“Today’s results show that lecanemab slows cognitive decline, which is welcome news for the millions of patients and families living with Alzheimer’s,” said Dr. Howard Fillit, Co-Founder and Chief Science Officer at the ADDF. “But this is only a start to stopping Alzheimer’s in its tracks. We have a lot of ground to cover to get from the 27% slowing lecanemab offers to our goal of slowing cognitive decline by 100%.”
Amyloid-clearing drugs are one part of the solution, but there remains a pressing need to develop a new generation of drugs targeting all aspects of the biology of aging that can be combined to address the full array of underlying pathologies that contribute to the disease.
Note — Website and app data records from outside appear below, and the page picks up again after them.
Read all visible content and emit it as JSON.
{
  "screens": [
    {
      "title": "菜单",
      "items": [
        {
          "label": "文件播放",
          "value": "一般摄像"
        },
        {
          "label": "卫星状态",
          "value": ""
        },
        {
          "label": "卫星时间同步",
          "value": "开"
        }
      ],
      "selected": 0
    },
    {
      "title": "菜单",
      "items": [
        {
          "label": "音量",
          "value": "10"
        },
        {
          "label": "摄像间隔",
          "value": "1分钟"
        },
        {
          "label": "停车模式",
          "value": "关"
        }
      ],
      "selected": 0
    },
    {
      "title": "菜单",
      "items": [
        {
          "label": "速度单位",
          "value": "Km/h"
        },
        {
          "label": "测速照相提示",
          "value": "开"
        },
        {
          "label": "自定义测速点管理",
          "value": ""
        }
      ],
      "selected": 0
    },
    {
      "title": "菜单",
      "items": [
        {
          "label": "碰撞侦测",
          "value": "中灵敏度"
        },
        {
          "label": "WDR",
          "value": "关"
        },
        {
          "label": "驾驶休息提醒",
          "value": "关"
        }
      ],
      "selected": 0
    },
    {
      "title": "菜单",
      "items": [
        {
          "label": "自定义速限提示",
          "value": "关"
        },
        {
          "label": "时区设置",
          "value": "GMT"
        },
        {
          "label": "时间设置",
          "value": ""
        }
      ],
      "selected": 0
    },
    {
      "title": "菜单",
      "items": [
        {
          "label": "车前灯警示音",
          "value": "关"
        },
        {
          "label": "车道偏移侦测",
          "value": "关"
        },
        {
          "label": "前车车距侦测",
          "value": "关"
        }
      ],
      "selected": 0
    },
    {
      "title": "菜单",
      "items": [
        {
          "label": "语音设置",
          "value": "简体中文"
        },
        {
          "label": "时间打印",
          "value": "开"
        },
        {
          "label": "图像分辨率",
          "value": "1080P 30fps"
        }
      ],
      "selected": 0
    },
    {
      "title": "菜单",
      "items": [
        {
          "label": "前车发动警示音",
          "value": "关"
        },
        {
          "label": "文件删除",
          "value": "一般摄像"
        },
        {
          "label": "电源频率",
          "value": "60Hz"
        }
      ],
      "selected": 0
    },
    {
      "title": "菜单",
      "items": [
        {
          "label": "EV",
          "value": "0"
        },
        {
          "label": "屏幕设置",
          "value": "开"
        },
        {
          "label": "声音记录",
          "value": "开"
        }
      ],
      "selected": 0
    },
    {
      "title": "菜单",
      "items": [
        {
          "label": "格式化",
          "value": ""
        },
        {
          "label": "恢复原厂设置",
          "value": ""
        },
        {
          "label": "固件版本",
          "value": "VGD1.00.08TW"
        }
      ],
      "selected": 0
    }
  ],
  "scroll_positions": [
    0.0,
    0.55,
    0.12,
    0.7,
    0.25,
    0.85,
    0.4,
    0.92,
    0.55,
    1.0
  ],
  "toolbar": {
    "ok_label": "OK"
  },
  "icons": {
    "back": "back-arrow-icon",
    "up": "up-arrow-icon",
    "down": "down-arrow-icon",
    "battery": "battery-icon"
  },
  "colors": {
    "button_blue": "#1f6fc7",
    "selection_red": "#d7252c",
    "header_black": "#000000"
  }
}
New and emerging easy-to-use diagnostic tools like those supported by the ADDF’s Diagnostics Accelerator can help pinpoint the specific underlying causes of each person’s Alzheimer’s, enabling precision treatment approaches and improving clinical trials.
“Unique drug combinations matched to each patient’s underlying pathologies is the answer, and our best hope to give patients long-lasting relief from this insidious and progressive disease,” said Dr. Fillit.
Today’s Alzheimer’s drug pipeline is more robust than ever, with 75% of drugs currently in clinical trials aimed at novel targets beyond amyloid and tau according to a recent report.
“Today’s news is encouraging for everyone who has worked on lecanemab and for those of us who have spent decades tackling Alzheimer’s by improving clinical trial designs,” said Dr. Fillit. “But even more, this is proof that our research is paying off. It gives us a clear vision of a day soon when treatments will allow patients to maintain their independence not just for weeks or months more, but for years more and perhaps for their lifetimes
Reference: “Lecanemab in Early Alzheimer’s Disease” by Christopher H. van Dyck, M.D., Chad J. Swanson, Ph.D., Paul Aisen, M.D., Randall J. Bateman, M.D., Christopher Chen, B.M., B.Ch., Michelle Gee, Ph.D., Michio Kanekiyo, M.S., David Li, Ph.D., Larisa Reyderman, Ph.D., Sharon Cohen, M.D., Lutz Froelich, M.D., Ph.D., Sadao Katayama, M.D., Marwan Sabbagh, M.D., Bruno Vellas, M.D., David Watson, Psy.D., Shobha Dhadda, Ph.D., Michael Irizarry, M.D., Lynn D. Kramer, M.D., and Takeshi Iwatsubo, M.D., 29 November 2022, The New England Journal of Medicine.
How can I become a patient of the clinical trial? I have been diagnosed with alzheimers.
Keep in mind there can be hazardous side effects to being part of a clinical trial. And you have a 50/50 chance of ending up with a placebo to boot.